Ho-oh and Gust: The Winds of Change
Gust is a powerful and fairly new Flying Type Fast Move that was introduced for Pidgeot. It’s similar to Incinerate in the fact that it’s slow but powerful, and guess what? Ho-oh can learn it in the main series!
Picking up Gust would instantly fix Ho-oh’s issue of having to roll the dice for Hidden Power Flying, and also give it one of the best possible Flying Type movesets in the entire game. On top of that, it’s an on-brand move that matches what Niantic has been doing with Ho-oh as of late!
With this, Ho-oh becomes very powerful as a Flying Type attacker, directly competing with even Shadow Moltres for the crown via the age-old “a little DPS for a little TDO” trade-off. This alone would make Shadow Ho-oh a very viable choice for Flying Type damage, and would go a huge ways towards patching up Ho-oh’s performance!
Ho-oh and Sacred Fire: A Blaze of Glory
Mewtwo has Psystrike, and Lugia has Aeroblast. If we’re following the line of major Legendary Pokemon signature moves in order of their initial release, then Ho-oh is next with Sacred Fire.
While we don’t know when/if this move will be released, we can draw a bit of speculation as to what it might be able to do. So far, we haven’t seen parity with Legendary Pokemon Signature Moves so far. However, we do know that the Signature Moves of Groudon and Kyogre, Precipice Blades and Origin Pulse respectively, have identical stats in the game master currently. If we follow these lines, then it’s a reasonable assumption that Sacred Fire may follow the same basic lines as Lugia’s Aeroblast. Given that assumption, this is what one variant of Sacred Fire could look like with Shadow Ho-oh:
...wow. Given these parameters, Ho-oh skyrockets in performance and could potentially take its place as what is arguably the absolute king of the non-Mega FIre Types. The performance here is astonishing, as it provides huge DPS and outstanding TDO to create a monster of a Pokemon. If Sacred Fire turns out to be anything even mildly along these lines, then Shadow Ho-oh has tremendous potential to become a meta threat, and even more-so if it’s also given Gust at some point in the future!
All in all, Shadow Ho-Oh is...mixed. While it's not at the top of the board for anything, it's at the very least interesting in every context.

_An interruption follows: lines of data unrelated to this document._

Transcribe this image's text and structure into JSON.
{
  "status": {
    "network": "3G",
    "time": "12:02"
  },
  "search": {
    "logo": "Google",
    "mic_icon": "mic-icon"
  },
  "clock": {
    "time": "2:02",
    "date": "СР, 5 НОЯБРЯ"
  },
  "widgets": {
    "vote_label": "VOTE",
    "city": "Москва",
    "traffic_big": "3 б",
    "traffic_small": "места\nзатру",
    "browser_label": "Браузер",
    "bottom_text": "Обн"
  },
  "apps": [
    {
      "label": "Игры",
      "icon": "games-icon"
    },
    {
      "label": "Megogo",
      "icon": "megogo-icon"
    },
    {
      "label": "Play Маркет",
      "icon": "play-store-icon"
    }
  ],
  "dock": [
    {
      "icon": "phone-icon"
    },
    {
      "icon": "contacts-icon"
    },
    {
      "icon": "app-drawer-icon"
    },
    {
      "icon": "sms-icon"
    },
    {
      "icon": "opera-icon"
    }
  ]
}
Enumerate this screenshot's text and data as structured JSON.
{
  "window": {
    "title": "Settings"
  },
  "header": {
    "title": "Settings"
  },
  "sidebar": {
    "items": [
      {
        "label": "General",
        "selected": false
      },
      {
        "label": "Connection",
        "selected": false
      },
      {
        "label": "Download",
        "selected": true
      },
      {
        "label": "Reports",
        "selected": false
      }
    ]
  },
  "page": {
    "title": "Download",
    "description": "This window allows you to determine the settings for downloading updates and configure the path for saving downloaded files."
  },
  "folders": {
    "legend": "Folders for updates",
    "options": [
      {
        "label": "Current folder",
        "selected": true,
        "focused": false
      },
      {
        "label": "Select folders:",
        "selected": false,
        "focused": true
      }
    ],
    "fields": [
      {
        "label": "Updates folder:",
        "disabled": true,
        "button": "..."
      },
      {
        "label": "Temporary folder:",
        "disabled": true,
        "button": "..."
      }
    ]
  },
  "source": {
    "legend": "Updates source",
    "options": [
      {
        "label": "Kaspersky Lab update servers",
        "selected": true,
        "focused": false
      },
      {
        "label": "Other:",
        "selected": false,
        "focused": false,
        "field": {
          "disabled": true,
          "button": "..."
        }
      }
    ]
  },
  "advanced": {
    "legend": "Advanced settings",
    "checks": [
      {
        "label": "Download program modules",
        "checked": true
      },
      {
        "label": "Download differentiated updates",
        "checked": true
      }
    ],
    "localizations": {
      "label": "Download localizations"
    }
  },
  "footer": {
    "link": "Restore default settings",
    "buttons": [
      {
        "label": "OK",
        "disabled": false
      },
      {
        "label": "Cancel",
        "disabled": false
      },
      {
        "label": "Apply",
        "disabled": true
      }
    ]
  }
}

There's something here for PvPers, as well as challenge raiders. In the end, this really does leave us asking, though: Sacred Fire When?